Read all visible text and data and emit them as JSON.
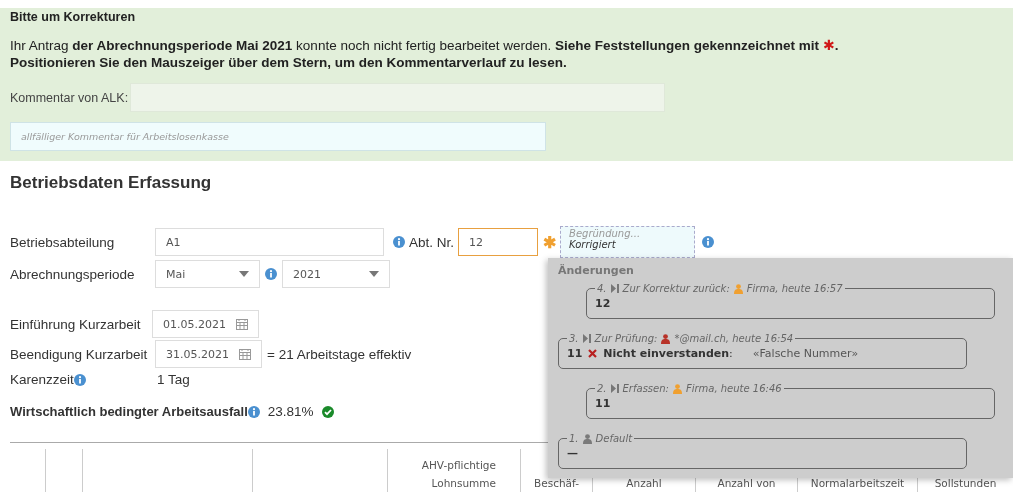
{
  "notice": {
    "title": "Bitte um Korrekturen",
    "message": {
      "text": "Ihr Antrag **der Abrechnungsperiode Mai 2021** konnte noch nicht fertig bearbeitet werden. **Siehe Feststellungen gekennzeichnet mit**",
      "marker": "✱",
      "after": "."
    },
    "hint": "Positionieren Sie den Mauszeiger über dem Stern, um den Kommentarverlauf zu lesen.",
    "comment_label": "Kommentar von ALK:",
    "comment_placeholder": "allfälliger Kommentar für Arbeitslosenkasse"
  },
  "section_title": "Betriebsdaten Erfassung",
  "department": {
    "label": "Betriebsabteilung",
    "value": "A1",
    "number_label": "Abt. Nr.",
    "number_value": "12",
    "flagged": true,
    "flag_marker": "✱",
    "reason_placeholder": "Begründung...",
    "reason_value": "Korrigiert"
  },
  "period": {
    "label": "Abrechnungsperiode",
    "month": "Mai",
    "year": "2021"
  },
  "start": {
    "label": "Einführung Kurzarbeit",
    "value": "01.05.2021"
  },
  "end": {
    "label": "Beendigung Kurzarbeit",
    "value": "31.05.2021",
    "note": "= 21 Arbeitstage effektiv"
  },
  "waiting": {
    "label": "Karenzzeit",
    "value": "1 Tag"
  },
  "loss": {
    "label": "Wirtschaftlich bedingter Arbeitsausfall",
    "value": "23.81%",
    "ok": true
  },
  "table": {
    "columns": [
      "",
      "",
      "",
      "",
      [
        "AHV-pflichtige",
        "Lohnsumme"
      ],
      [
        "",
        "Beschäf-"
      ],
      [
        "",
        "Anzahl"
      ],
      [
        "",
        "Anzahl von"
      ],
      [
        "",
        "Normalarbeitszeit"
      ],
      [
        "",
        "Sollstunden"
      ]
    ]
  },
  "changes": {
    "title": "Änderungen",
    "entries": [
      {
        "kind": "company",
        "number": "4.",
        "action": "Zur Korrektur zurück:",
        "user": "Firma, heute 16:57",
        "color": "#f0a030",
        "value": "12"
      },
      {
        "kind": "office",
        "number": "3.",
        "action": "Zur Prüfung:",
        "user": "*@mail.ch, heute 16:54",
        "color": "#b83228",
        "value": "11",
        "verdict": "Nicht einverstanden",
        "verdict_separator": ":",
        "comment": "«Falsche Nummer»"
      },
      {
        "kind": "company",
        "number": "2.",
        "action": "Erfassen:",
        "user": "Firma, heute 16:46",
        "color": "#f0a030",
        "value": "11"
      },
      {
        "kind": "default",
        "number": "1.",
        "user": "Default",
        "color": "#7a7a7a",
        "value": "—"
      }
    ]
  }
}
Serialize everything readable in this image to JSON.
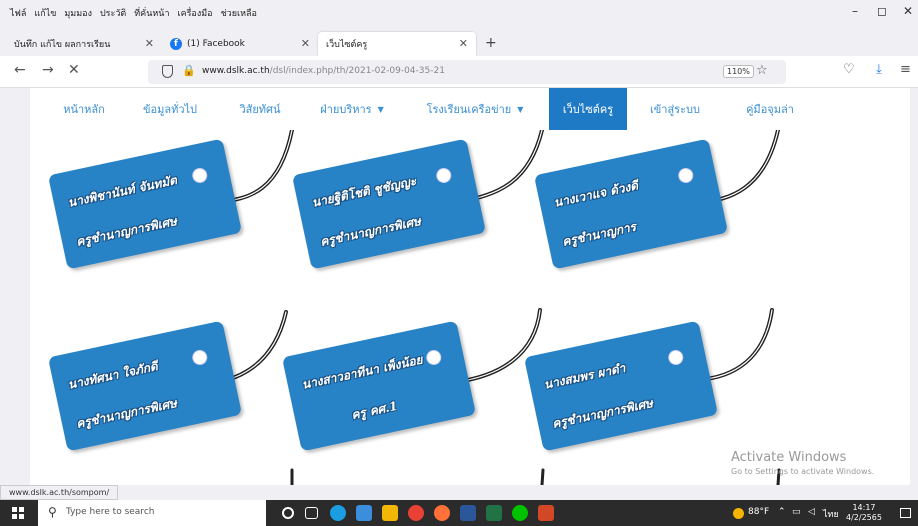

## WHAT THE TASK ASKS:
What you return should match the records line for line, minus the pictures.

## ANSWER AREA:
Read all visible text and data and emit them as JSON.
{
  "notice": {
    "title": "Bitte um Korrekturen",
    "message": {
      "text": "Ihr Antrag **der Abrechnungsperiode Mai 2021** konnte noch nicht fertig bearbeitet werden. **Siehe Feststellungen gekennzeichnet mit**",
      "marker": "✱",
      "after": "."
    },
    "hint": "Positionieren Sie den Mauszeiger über dem Stern, um den Kommentarverlauf zu lesen.",
    "comment_label": "Kommentar von ALK:",
    "comment_placeholder": "allfälliger Kommentar für Arbeitslosenkasse"
  },
  "section_title": "Betriebsdaten Erfassung",
  "department": {
    "label": "Betriebsabteilung",
    "value": "A1",
    "number_label": "Abt. Nr.",
    "number_value": "12",
    "flagged": true,
    "flag_marker": "✱",
    "reason_placeholder": "Begründung...",
    "reason_value": "Korrigiert"
  },
  "period": {
    "label": "Abrechnungsperiode",
    "month": "Mai",
    "year": "2021"
  },
  "start": {
    "label": "Einführung Kurzarbeit",
    "value": "01.05.2021"
  },
  "end": {
    "label": "Beendigung Kurzarbeit",
    "value": "31.05.2021",
    "note": "= 21 Arbeitstage effektiv"
  },
  "waiting": {
    "label": "Karenzzeit",
    "value": "1 Tag"
  },
  "loss": {
    "label": "Wirtschaftlich bedingter Arbeitsausfall",
    "value": "23.81%",
    "ok": true
  },
  "table": {
    "columns": [
      "",
      "",
      "",
      "",
      [
        "AHV-pflichtige",
        "Lohnsumme"
      ],
      [
        "",
        "Beschäf-"
      ],
      [
        "",
        "Anzahl"
      ],
      [
        "",
        "Anzahl von"
      ],
      [
        "",
        "Normalarbeitszeit"
      ],
      [
        "",
        "Sollstunden"
      ]
    ]
  },
  "changes": {
    "title": "Änderungen",
    "entries": [
      {
        "kind": "company",
        "number": "4.",
        "action": "Zur Korrektur zurück:",
        "user": "Firma, heute 16:57",
        "color": "#f0a030",
        "value": "12"
      },
      {
        "kind": "office",
        "number": "3.",
        "action": "Zur Prüfung:",
        "user": "*@mail.ch, heute 16:54",
        "color": "#b83228",
        "value": "11",
        "verdict": "Nicht einverstanden",
        "verdict_separator": ":",
        "comment": "«Falsche Nummer»"
      },
      {
        "kind": "company",
        "number": "2.",
        "action": "Erfassen:",
        "user": "Firma, heute 16:46",
        "color": "#f0a030",
        "value": "11"
      },
      {
        "kind": "default",
        "number": "1.",
        "user": "Default",
        "color": "#7a7a7a",
        "value": "—"
      }
    ]
  }
}
Serialize everything readable in this image to JSON.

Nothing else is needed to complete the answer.